* **Task prompt**
Please print each of the entries below exactly.

* **Data for this exercise**
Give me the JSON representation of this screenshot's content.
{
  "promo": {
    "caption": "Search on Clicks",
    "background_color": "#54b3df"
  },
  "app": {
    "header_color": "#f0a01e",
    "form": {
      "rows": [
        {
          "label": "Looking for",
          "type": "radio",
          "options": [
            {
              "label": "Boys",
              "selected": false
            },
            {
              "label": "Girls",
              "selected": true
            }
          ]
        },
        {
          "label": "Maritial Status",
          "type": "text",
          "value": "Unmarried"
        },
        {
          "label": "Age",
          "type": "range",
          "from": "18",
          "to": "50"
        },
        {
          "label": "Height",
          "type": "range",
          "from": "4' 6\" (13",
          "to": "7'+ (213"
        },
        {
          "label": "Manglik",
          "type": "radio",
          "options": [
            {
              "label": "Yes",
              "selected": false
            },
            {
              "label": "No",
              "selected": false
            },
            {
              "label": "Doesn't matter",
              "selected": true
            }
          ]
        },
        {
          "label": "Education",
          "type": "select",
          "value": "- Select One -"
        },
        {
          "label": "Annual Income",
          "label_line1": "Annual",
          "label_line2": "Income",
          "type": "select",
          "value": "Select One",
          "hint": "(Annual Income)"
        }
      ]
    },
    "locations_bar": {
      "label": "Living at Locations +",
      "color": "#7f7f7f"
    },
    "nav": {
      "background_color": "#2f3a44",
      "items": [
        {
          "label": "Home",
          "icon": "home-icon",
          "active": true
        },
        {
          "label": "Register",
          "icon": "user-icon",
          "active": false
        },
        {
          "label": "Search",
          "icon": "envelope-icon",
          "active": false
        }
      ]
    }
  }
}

* **Response**
Give me the JSON representation of this screenshot's content.
{
  "promo": {
    "caption": "Search on Clicks",
    "background_color": "#54b3df"
  },
  "app": {
    "header_color": "#f0a01e",
    "form": {
      "rows": [
        {
          "label": "Looking for",
          "type": "radio",
          "options": [
            {
              "label": "Boys",
              "selected": false
            },
            {
              "label": "Girls",
              "selected": true
            }
          ]
        },
        {
          "label": "Maritial Status",
          "type": "text",
          "value": "Unmarried"
        },
        {
          "label": "Age",
          "type": "range",
          "from": "18",
          "to": "50"
        },
        {
          "label": "Height",
          "type": "range",
          "from": "4' 6\" (13",
          "to": "7'+ (213"
        },
        {
          "label": "Manglik",
          "type": "radio",
          "options": [
            {
              "label": "Yes",
              "selected": false
            },
            {
              "label": "No",
              "selected": false
            },
            {
              "label": "Doesn't matter",
              "selected": true
            }
          ]
        },
        {
          "label": "Education",
          "type": "select",
          "value": "- Select One -"
        },
        {
          "label": "Annual Income",
          "label_line1": "Annual",
          "label_line2": "Income",
          "type": "select",
          "value": "Select One",
          "hint": "(Annual Income)"
        }
      ]
    },
    "locations_bar": {
      "label": "Living at Locations +",
      "color": "#7f7f7f"
    },
    "nav": {
      "background_color": "#2f3a44",
      "items": [
        {
          "label": "Home",
          "icon": "home-icon",
          "active": true
        },
        {
          "label": "Register",
          "icon": "user-icon",
          "active": false
        },
        {
          "label": "Search",
          "icon": "envelope-icon",
          "active": false
        }
      ]
    }
  }
}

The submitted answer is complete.